Researchers, including one of Indian origin, have come up with a new method to predict which babies will develop type 1 diabetes. According to the study, published in the journal Nature Medicine, the new approach moves a step closer to routine testing for newborns which could avoid life-threatening complications.
"We know that while genetics have a strong correlation as a risk factor for family members to develop T1D, most newly diagnosed individuals do not have a known family history," said study researcher Sanjoy Dutta from the JDRF, a US-based NGO.
Dramatic Improvement of Prediction
Scientists at seven international sites followed 7,798 children at a high risk of developing type 1 diabetes from birth, over nine years for 'The Environmental Determinants of Diabetes in the Young' (TEDDY) study.
In the study, the research team used the TEDDY data to develop a method of combining multiple factors that could influence whether a child is likely to develop type 1 diabetes. The combined risk score approach incorporates genetics, clinical factors such as the family history of diabetes, and their count of islet autoantibodies -- the biomarkers are known to be implicated in type 1 diabetes.
The research team found that the new combined approach dramatically improved prediction of which children would develop type 1 diabetes, potentially allowing better diabetes risk counseling of families.
Importance of Identification of High-risk Children
Most importantly, the new approach doubled the efficiency of programs to screen newborns to prevent the potentially deadly condition of ketoacidosis, a consequence of type 1 diabetes in which insulin deficiency causes the blood to become too acidic. Identifying which children are at the highest risk will also benefit clinical trials on drugs that are showing promise in preventing the condition, the researchers said.
"At the moment, 40 percent of children who are diagnosed with type 1 diabetes have the severe complication of ketoacidosis," said study researcher Lauric Ferrat from the University of Exeter in the UK. "For the very young this is life-threatening, resulting in long intensive hospitalization and in some cases even paralysis or death," Ferrat added.

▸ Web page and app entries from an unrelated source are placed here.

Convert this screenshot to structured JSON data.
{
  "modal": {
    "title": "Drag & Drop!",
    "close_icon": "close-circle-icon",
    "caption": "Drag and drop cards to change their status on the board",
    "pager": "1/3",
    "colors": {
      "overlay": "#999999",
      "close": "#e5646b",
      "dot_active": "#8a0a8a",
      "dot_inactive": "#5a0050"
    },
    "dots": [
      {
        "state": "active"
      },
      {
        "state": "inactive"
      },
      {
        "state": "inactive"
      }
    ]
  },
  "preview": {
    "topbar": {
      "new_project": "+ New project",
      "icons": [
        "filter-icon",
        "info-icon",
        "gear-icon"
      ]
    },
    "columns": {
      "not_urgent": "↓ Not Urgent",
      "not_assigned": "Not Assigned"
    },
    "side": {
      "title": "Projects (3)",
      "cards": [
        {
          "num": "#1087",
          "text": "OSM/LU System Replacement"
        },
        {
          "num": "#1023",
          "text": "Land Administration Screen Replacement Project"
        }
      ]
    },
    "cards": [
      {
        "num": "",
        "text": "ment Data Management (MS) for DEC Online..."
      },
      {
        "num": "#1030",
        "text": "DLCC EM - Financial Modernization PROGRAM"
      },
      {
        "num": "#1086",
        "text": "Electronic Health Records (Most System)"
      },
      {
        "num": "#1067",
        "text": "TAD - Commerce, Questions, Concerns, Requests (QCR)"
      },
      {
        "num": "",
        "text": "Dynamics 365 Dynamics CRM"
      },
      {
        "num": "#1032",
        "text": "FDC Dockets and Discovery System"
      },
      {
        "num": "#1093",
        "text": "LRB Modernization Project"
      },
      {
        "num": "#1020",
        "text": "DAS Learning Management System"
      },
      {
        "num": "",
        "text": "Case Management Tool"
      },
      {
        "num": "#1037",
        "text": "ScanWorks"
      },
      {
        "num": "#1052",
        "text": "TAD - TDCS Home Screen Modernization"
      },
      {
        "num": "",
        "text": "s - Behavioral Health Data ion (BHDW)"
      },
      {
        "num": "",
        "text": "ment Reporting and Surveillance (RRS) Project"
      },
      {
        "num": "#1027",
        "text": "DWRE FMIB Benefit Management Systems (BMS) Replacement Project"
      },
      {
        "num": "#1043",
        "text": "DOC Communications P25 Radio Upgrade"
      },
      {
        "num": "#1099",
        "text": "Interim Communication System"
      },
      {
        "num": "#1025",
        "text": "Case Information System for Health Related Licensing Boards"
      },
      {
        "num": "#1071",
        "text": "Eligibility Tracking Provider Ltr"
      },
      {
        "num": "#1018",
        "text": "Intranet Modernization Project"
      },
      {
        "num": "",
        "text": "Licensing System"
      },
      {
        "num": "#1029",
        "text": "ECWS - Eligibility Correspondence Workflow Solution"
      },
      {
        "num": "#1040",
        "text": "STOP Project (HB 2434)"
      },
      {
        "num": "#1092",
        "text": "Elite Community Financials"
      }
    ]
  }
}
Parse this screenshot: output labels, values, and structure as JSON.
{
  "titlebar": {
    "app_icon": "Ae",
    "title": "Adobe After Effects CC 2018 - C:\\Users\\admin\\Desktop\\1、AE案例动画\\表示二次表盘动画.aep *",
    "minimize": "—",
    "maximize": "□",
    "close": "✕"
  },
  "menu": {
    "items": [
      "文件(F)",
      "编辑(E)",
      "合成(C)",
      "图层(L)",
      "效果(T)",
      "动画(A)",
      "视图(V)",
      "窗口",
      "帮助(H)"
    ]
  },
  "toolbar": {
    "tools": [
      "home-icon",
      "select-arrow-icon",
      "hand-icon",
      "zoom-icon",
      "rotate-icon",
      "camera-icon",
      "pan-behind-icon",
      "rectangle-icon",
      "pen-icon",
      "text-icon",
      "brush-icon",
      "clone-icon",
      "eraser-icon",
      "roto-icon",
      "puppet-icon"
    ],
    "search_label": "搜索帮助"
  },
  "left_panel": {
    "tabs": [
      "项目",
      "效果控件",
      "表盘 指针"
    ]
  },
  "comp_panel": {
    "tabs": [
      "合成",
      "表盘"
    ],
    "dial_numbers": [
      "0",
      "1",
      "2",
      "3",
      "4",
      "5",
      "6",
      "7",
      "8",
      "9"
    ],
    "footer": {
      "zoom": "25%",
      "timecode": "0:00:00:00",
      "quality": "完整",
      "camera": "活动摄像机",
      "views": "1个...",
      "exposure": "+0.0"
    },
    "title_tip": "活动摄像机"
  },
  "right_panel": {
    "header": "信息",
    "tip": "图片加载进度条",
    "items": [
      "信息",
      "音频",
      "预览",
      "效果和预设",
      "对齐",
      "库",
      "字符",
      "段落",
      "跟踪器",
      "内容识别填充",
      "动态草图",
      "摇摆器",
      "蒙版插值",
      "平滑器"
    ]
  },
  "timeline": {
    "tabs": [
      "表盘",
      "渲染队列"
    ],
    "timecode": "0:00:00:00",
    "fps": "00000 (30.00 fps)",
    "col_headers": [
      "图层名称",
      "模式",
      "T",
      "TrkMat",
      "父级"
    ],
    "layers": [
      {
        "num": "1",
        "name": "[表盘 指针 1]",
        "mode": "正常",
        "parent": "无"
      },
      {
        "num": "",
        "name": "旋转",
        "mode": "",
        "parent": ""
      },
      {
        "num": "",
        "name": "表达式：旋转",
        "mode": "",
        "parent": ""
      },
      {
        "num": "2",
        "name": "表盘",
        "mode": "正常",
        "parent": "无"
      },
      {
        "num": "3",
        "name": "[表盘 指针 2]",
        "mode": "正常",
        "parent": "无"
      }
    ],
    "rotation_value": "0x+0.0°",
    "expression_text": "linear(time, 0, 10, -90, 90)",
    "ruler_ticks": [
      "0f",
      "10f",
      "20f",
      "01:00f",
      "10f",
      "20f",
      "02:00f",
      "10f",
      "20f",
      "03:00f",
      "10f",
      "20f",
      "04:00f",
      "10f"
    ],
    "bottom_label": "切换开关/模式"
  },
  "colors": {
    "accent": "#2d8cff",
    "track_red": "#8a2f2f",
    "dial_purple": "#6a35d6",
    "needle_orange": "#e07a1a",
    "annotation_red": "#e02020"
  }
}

Using the new combined approach to identify which babies will develop diabetes can prevent these tragedies, and ensure children are on the right treatment pathway earlier in life, meaning better health. Researchers believe that the combined approach can also be rolled out to predict the onset of other diseases with a strong genetic component that is identifiable in childhood, such as celiac disease.